July 3, 2015
US ends 15-year ban on Brazilian fresh beef
Brazilian fresh beef exporters said they hope to capture 10% of US beef imports in the near term after the US Department of Agriculture (USDA) announced Monday the United States is ending a 15-year ban on the importation of fresh beef from the South American country.
The Brazilian Beef Export Industries Association (ABIEC) said Brazil will start shipping fresh beef (chilled or frozen) to the US in September initially with an annual export quota of 64,000 tonnes.
It added, however, that it expects the annual quota to increase to 100,000 tonnes, or about 10% of the total US fresh-beef imports, in the "coming years".
The USDA's Animal and Plant Health Inspection Service (APHIS) said the lifting of the ban on beef imports from 14 of Brazil's 27 states, as well as from Northern Argentina, was made under amended regulations that specify conditions to mitigate risk of foot-and-mouth disease, or FMD.
This means that fresh beef can be safely imported from those countries provided certain conditions are met to make sure that beef exported to the US will not harbor the FMD virus.
APHIS said these were the same conditions imposed on fresh beef and sheep meat from Uruguay "that we have been safely importing for many years".
Most of the US' fresh-beef imports, which totaled 957,000 tonnes last year, came from Australia, Canada and New Zealand.
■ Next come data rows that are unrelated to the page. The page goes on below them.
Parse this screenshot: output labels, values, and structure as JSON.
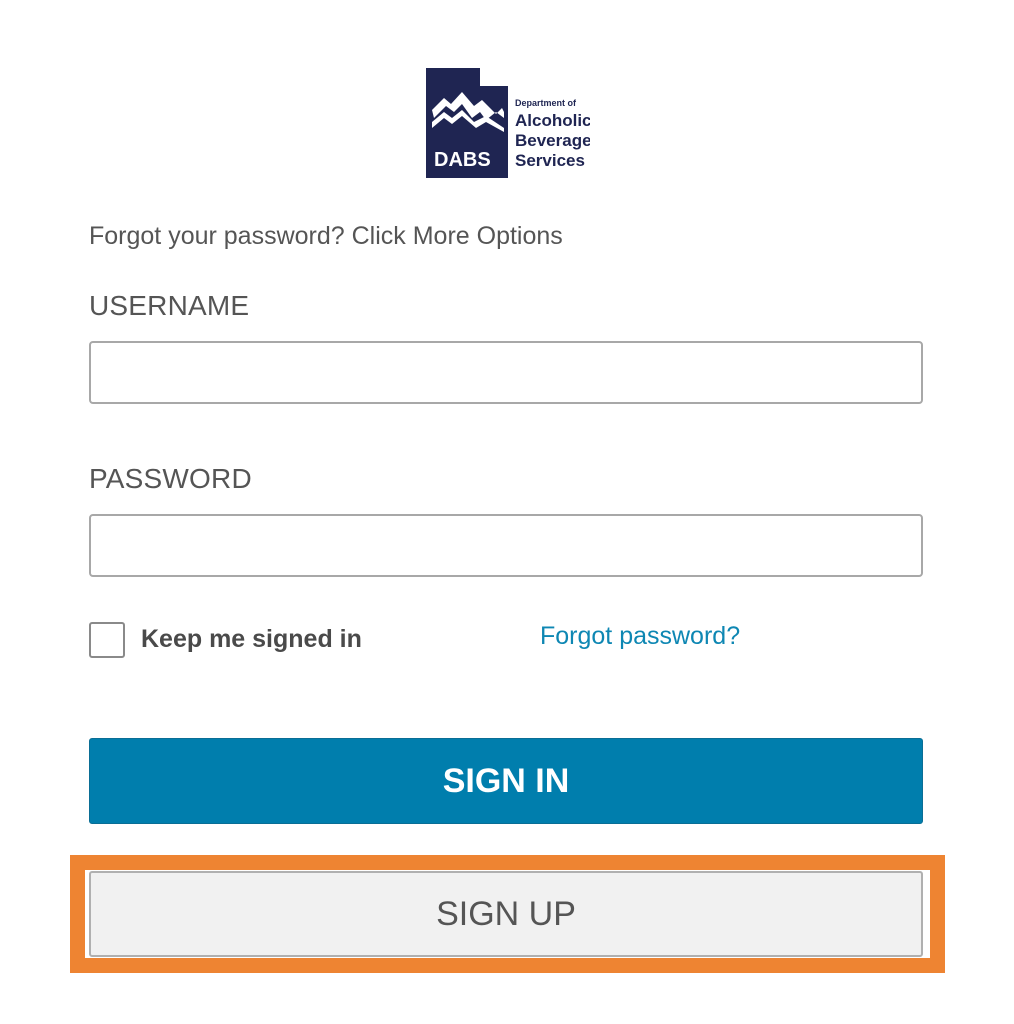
{
  "logo": {
    "abbrev": "DABS",
    "line1": "Department of",
    "line2": "Alcoholic",
    "line3": "Beverage",
    "line4": "Services",
    "color": "#1f2552"
  },
  "hint_text": "Forgot your password? Click More Options",
  "username": {
    "label": "USERNAME",
    "value": "",
    "placeholder": ""
  },
  "password": {
    "label": "PASSWORD",
    "value": "",
    "placeholder": ""
  },
  "keep_signed_in": {
    "label": "Keep me signed in",
    "checked": false
  },
  "forgot_password_link": "Forgot password?",
  "buttons": {
    "sign_in": "SIGN IN",
    "sign_up": "SIGN UP"
  },
  "colors": {
    "primary": "#007ead",
    "link": "#0e87b3",
    "highlight": "#ee8432",
    "secondary_button": "#f1f1f1"
  }
}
On the other hand, Brazilian beef's top buyers were Hong Kong, Russia and the EU, according to ABIEC.
Australia, the world's third-largest beef exporter, should be further threatened by the reentry of Brazilian fresh beef into the US market.
In May it was reported that Australian beef farmers were threatened by the reentry of Brazilian beef into China, after a three-year ban.
Jed Marz, chief executive of the Cattle Council of Australia had been quoted as saying that "having another competitor [in Brazilian beef] could have an impact on the volume of Australian beef exports to China".
Brazil used to be the world's No. 1 beef exporter but was toppled by India in 2013, which further got a boost from China, which lifted its temporary ban on buffalo meat, or carabeef, imposed since 2007 over foot-and-mouth disease (FMD) issues.